This open source project was started by a software developer named “Siddharth Dushantha” from Norway and later joined by “Yahya Sayad Arbabi”. Both the developers are incredibly talented.
The project is hosted here
This repository is maintained well and kept up to date (last commit was 5 hours ago) and has a verbose explanation for usage of the tool. It is highly unlikely that anyone would face any trouble using this tool given so precise explanations. Also, check out their startchart which shows their popularity growing so fast.
Whois is a an open source program built into Linux operating system using which you can find more information about a domain name like where it is registered, it’s registered office and other stuff provided the domain details are in public domain. Whenever you register a domain name, you have the option to make this information public or keep it private. Many private domain names now a days opt to keep it private in which case, it becomes hard to find such information. However, when a company goes public with IPO (Initial Public Offering), it has to make a lot of information as public including information of their domain registrations. Some companies even give Postal code, telephone, fax numbers as well.
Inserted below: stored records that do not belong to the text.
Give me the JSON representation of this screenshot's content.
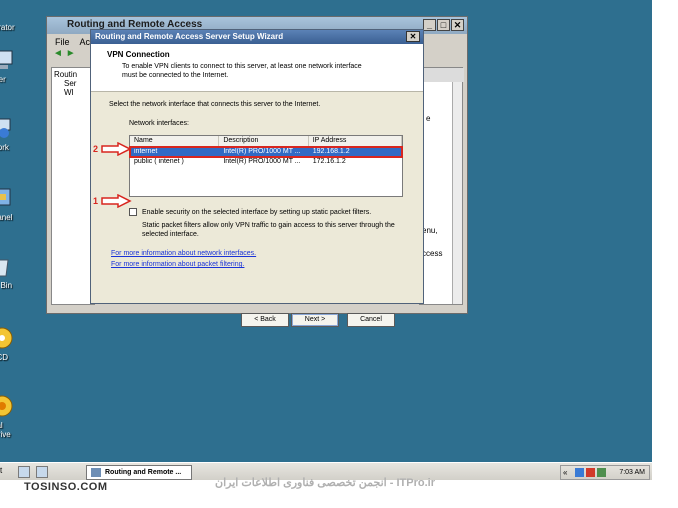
{
  "desktop": {
    "icons": [
      {
        "label": "strator",
        "icon": "user-folder-icon"
      },
      {
        "label": "uter",
        "icon": "computer-icon"
      },
      {
        "label": "work",
        "icon": "network-icon"
      },
      {
        "label": "Panel",
        "icon": "control-panel-icon"
      },
      {
        "label": "le Bin",
        "icon": "recycle-bin-icon"
      },
      {
        "label": "eCD",
        "icon": "cd-icon"
      },
      {
        "label": "ual",
        "label2": "Drive",
        "icon": "drive-icon"
      }
    ]
  },
  "mmc": {
    "title": "Routing and Remote Access",
    "menu": [
      "File",
      "Act"
    ],
    "tree": [
      "Routin",
      "Ser",
      "WI"
    ],
    "right_fragments": [
      "e",
      "enu,",
      "ccess"
    ]
  },
  "wizard": {
    "title": "Routing and Remote Access Server Setup Wizard",
    "header": "VPN Connection",
    "subheader": "To enable VPN clients to connect to this server, at least one network interface must be connected to the Internet.",
    "instruction": "Select the network interface that connects this server to the Internet.",
    "list_label": "Network interfaces:",
    "columns": [
      "Name",
      "Description",
      "IP Address"
    ],
    "rows": [
      {
        "name": "internet",
        "description": "Intel(R) PRO/1000 MT ...",
        "ip": "192.168.1.2",
        "selected": true
      },
      {
        "name": "public ( intenet )",
        "description": "Intel(R) PRO/1000 MT ...",
        "ip": "172.16.1.2",
        "selected": false
      }
    ],
    "checkbox_label": "Enable security on the selected interface by setting up static packet filters.",
    "checkbox_checked": false,
    "checkbox_desc": "Static packet filters allow only VPN traffic to gain access to this server through the selected interface.",
    "link1": "For more information about network interfaces.",
    "link2": "For more information about packet filtering.",
    "buttons": {
      "back": "< Back",
      "next": "Next >",
      "cancel": "Cancel"
    }
  },
  "annotations": {
    "mark1": "1",
    "mark2": "2",
    "color": "#d8261f"
  },
  "taskbar": {
    "task_label": "Routing and Remote ...",
    "clock": "7:03 AM",
    "tray_chevron": "«"
  },
  "watermarks": {
    "left": "TOSINSO.COM",
    "right": "انجمن تخصصی فناوری اطلاعات ایران - ITPro.ir"
  }
}
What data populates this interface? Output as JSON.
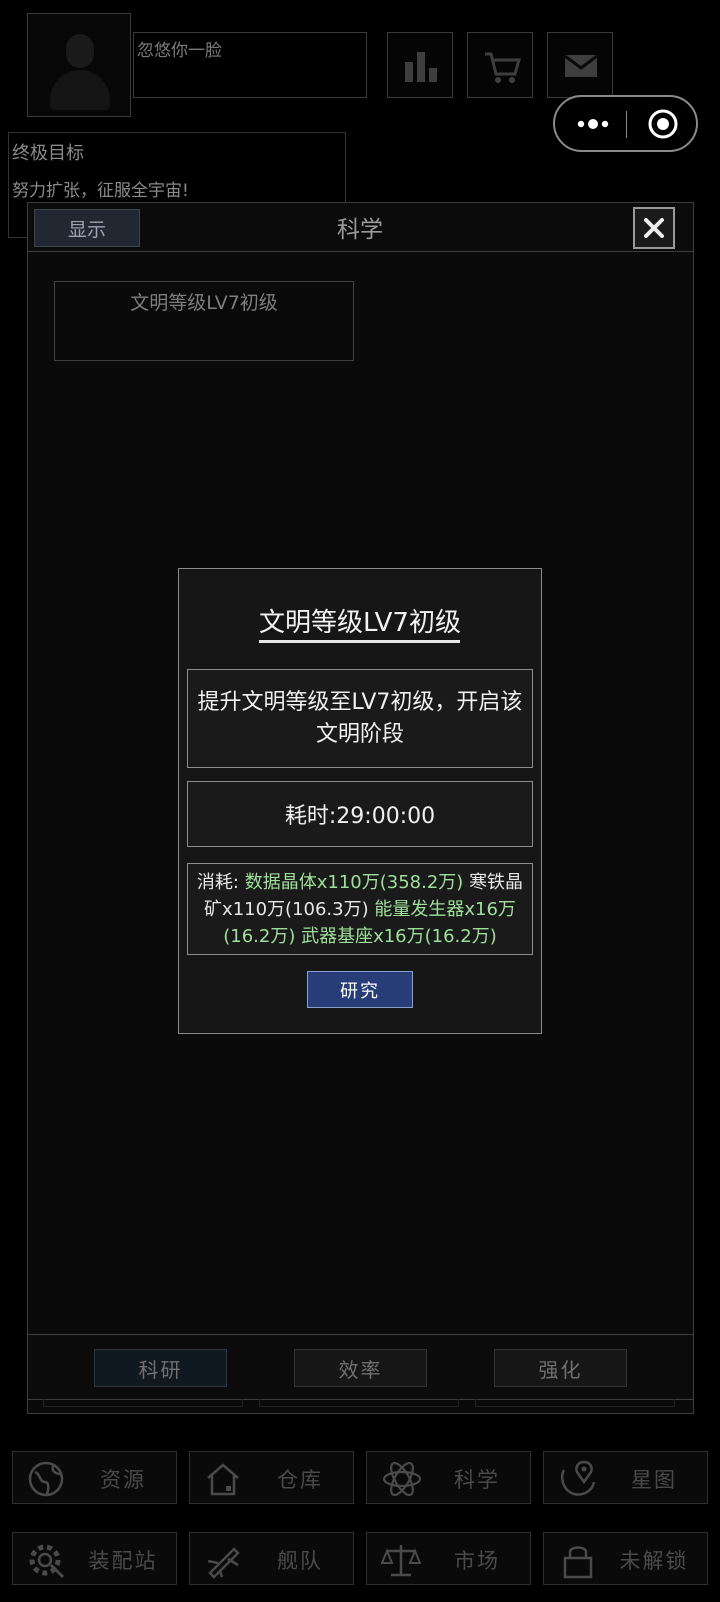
{
  "profile": {
    "nickname": "忽悠你一脸"
  },
  "top_buttons": {
    "stats_icon": "bar-chart-icon",
    "shop_icon": "cart-icon",
    "mail_icon": "mail-icon"
  },
  "capsule": {
    "more_icon": "more-dots-icon",
    "close_icon": "target-close-icon"
  },
  "goal": {
    "title": "终极目标",
    "description": "努力扩张，征服全宇宙!"
  },
  "science_panel": {
    "show_button": "显示",
    "title": "科学",
    "tech_card": "文明等级LV7初级",
    "tabs": [
      "科研",
      "效率",
      "强化"
    ]
  },
  "nav": [
    {
      "label": "资源",
      "icon": "globe-icon"
    },
    {
      "label": "仓库",
      "icon": "house-icon"
    },
    {
      "label": "科学",
      "icon": "atom-icon"
    },
    {
      "label": "星图",
      "icon": "map-pin-icon"
    },
    {
      "label": "装配站",
      "icon": "gear-icon"
    },
    {
      "label": "舰队",
      "icon": "ship-icon"
    },
    {
      "label": "市场",
      "icon": "scale-icon"
    },
    {
      "label": "未解锁",
      "icon": "lock-icon"
    }
  ],
  "modal": {
    "title": "文明等级LV7初级",
    "description": "提升文明等级至LV7初级，开启该文明阶段",
    "time": "耗时:29:00:00",
    "cost_label": "消耗:",
    "costs": [
      "数据晶体x110万(358.2万)",
      "寒铁晶矿x110万(106.3万)",
      "能量发生器x16万(16.2万)",
      "武器基座x16万(16.2万)"
    ],
    "research_button": "研究",
    "colors": {
      "sufficient": "#9ee09a",
      "insufficient": "#e6e6e6",
      "button": "#283c78"
    }
  }
}
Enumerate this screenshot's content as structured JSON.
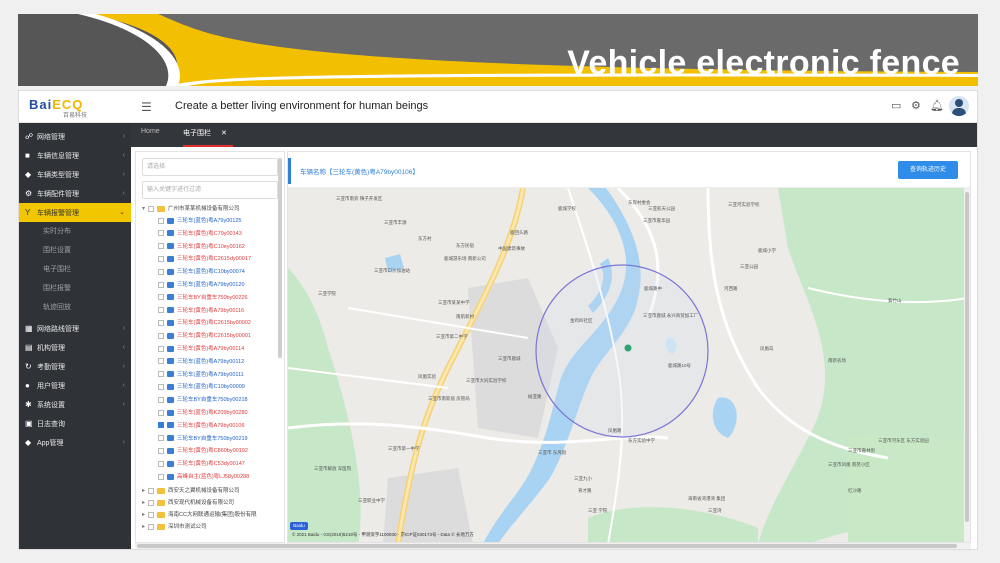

Using this information, you can be sure of their location geographically.
Whois is build in linux OS and there are many websites as well which query the whois database.
You can use whois from a terminal or you can use whois from websites like here.
Launched by a computer programmer John Matherly back in year 2009, Shodan serves as an open source search engine which can be used to find devices connected to the internet. Many devices across the globe are connected to internet and offer open access to anyone. Shodan collects data mostly on web servers (like on port number 80, 8080, 443, 8443), as well as FTP (port 21), SSH (port 22), Telnet (port 23), SNMP (port 161), IMAP (ports 143, or (encrypted) 993), SMTP (port 25), SIP (port 5060), and Real Time Streaming Protocol (RTSP, port 554). The latter can be used to access webcams and their video stream.
The name itself is a reference to Shodan, a character from the System Shock video game series, where Shodan is a fictional Artificial Intelligence (A.I.) much like the Ultron which is also a fictional A.I. character in the Marvel Universe.
Shodan can be accessed here.
Red hawk is very popular among OSINTers (and yeah, I used it as a noun this time). Its unique ability to detect a target’s Content Management System (CMS) like whether the website is running on WordPress, Drupal, Joomla, Wix, Squarespace etc., services offered by server, cloudflare detection, Geo-IP lookup, DNS lookup, reverse IP lookup, page ranking as per Alexa and port scanning. Basically whatever information a domain might have, pretty much everything.
The repository is hosted here.
The repository has not been update for the last one year but it still works as it says. I checked them myself.
Apart from these OSINT tools, there are many other tools which can prove to be useful when using OSINT methods like spoofing your own IP/email address when using OSINT tools using Lazy Script, another tool which is more often used in hacking (lets hope it is used for ethical purposes :p)
To conclude, virtual world is as unsafe as the real one. It all depends on us, how well informed we are and how much care we take ourselves. Now since you know how such information is collected, you can take better decision in virtual world (e.g, don’t use same usernames for all the social accounts, use VPN’s to connect to internet, you can check yourself how exposed you are in the virtual world)
I know, It has been a long pause since my last blog post. But I had couple of blog posts in drafts. Hopefully I will be publishing a few more very soon. Stay tuned, stay healthy and stay safe. Peace.